-- Task to complete --
What lines below hold the string "JSON"? Copy them all.

-- Source material --
************
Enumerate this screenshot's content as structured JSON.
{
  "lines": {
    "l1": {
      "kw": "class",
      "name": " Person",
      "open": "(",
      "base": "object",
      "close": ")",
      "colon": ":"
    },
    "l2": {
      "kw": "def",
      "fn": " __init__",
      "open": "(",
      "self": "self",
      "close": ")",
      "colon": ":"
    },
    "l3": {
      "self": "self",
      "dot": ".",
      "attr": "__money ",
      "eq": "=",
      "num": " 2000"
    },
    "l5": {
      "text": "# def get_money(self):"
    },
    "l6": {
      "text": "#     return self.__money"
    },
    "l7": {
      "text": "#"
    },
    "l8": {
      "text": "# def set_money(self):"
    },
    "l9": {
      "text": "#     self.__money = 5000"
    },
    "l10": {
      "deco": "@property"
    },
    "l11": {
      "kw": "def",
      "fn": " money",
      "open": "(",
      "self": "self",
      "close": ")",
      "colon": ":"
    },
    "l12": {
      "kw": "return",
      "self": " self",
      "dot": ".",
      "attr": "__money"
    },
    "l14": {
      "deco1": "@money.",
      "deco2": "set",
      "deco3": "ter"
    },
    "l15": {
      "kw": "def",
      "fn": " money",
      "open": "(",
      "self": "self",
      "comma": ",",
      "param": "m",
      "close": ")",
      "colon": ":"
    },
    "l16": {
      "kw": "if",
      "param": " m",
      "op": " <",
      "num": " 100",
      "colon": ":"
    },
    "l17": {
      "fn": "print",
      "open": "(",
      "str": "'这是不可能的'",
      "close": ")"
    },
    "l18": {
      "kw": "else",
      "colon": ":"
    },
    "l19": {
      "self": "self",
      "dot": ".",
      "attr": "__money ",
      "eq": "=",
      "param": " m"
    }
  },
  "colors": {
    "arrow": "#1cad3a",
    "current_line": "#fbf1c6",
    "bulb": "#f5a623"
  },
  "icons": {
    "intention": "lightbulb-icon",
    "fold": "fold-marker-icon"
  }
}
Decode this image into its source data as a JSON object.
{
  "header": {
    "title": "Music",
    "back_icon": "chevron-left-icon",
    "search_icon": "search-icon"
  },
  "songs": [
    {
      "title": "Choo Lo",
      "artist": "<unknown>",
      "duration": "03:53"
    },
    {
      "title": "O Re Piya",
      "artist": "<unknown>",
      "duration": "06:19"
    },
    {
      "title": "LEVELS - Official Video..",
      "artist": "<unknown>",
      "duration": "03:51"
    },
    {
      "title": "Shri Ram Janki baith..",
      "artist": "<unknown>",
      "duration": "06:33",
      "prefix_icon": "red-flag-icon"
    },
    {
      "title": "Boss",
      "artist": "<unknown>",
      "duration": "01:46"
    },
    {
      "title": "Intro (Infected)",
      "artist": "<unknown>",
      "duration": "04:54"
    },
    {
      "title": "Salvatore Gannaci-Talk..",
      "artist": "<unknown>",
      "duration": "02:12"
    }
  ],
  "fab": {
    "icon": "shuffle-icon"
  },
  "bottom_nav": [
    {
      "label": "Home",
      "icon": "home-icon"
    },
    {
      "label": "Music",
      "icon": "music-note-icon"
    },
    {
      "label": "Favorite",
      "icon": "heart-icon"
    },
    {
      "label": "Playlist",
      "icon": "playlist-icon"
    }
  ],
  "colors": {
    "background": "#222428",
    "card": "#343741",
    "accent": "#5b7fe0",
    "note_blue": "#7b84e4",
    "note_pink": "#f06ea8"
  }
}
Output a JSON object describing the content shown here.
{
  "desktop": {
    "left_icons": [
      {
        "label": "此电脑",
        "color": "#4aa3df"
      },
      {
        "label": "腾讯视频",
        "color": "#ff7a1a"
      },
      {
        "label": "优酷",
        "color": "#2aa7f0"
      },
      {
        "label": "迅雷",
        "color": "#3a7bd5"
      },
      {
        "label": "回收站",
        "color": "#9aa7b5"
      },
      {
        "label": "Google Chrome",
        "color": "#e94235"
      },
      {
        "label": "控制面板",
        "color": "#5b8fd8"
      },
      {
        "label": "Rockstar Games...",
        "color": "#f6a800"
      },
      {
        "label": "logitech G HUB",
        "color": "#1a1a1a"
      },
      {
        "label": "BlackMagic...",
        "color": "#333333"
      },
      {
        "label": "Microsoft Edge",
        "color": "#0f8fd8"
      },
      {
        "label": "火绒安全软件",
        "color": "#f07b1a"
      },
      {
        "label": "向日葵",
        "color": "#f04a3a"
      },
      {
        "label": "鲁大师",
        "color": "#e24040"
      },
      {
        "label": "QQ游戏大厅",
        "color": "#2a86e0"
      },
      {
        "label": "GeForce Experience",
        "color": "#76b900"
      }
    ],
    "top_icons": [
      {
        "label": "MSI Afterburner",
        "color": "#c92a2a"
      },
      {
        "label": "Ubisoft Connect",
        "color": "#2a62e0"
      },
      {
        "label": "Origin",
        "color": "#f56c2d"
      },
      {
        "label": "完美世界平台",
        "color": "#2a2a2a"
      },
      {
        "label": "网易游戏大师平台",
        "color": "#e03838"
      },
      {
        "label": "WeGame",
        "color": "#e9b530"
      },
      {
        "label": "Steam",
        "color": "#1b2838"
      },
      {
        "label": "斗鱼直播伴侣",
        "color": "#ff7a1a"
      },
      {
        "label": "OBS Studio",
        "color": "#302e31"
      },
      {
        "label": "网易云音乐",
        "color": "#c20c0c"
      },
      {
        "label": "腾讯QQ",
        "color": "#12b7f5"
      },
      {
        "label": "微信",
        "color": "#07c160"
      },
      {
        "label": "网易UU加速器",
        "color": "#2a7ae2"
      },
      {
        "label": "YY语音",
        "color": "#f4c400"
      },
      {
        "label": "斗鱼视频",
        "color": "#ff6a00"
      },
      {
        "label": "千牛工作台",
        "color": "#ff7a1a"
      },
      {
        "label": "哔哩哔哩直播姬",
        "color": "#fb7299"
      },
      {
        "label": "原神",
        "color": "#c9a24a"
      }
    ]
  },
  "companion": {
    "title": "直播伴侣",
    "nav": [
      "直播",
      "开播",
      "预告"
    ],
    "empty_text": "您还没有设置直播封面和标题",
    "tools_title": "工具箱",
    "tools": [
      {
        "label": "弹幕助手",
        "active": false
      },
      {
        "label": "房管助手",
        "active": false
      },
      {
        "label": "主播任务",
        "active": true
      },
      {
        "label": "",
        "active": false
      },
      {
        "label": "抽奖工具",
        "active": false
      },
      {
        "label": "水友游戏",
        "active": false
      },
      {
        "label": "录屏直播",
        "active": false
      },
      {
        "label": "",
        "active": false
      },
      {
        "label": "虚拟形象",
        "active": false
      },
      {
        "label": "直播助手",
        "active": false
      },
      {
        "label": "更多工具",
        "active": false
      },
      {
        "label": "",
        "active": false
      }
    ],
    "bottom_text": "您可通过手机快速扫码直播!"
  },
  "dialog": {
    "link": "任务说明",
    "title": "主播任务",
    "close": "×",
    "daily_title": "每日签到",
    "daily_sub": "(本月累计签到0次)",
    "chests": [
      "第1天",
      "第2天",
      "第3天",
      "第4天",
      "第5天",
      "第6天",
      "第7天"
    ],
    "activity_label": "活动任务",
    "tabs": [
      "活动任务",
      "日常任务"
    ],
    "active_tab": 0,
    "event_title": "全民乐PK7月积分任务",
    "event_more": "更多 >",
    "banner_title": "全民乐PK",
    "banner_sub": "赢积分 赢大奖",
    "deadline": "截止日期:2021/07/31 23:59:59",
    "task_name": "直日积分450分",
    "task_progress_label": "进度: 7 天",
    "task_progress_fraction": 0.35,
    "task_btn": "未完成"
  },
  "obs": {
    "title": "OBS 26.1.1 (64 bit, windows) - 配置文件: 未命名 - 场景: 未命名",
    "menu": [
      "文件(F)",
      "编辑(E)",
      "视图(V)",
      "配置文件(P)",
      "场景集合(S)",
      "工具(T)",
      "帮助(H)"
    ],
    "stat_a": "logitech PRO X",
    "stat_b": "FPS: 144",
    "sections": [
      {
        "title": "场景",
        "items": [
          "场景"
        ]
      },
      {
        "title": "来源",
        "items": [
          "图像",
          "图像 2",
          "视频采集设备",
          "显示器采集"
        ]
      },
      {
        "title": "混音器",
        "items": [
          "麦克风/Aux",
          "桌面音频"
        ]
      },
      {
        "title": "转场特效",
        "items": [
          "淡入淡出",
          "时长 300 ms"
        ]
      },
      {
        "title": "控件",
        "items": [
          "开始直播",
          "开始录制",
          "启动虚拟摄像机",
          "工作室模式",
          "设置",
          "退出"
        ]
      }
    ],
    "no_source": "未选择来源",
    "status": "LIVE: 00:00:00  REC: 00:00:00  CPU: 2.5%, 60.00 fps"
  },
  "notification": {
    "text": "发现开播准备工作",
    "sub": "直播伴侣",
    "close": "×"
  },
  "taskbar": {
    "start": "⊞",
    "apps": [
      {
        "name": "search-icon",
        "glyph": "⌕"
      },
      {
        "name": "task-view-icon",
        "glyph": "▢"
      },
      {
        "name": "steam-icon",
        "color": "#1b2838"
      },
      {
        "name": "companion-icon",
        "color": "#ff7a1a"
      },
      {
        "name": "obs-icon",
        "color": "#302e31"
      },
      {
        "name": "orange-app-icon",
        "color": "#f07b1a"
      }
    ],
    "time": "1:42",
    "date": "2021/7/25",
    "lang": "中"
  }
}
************
-- Solution for this task --
Enumerate this screenshot's content as structured JSON.
Decode this image into its source data as a JSON object.
Output a JSON object describing the content shown here.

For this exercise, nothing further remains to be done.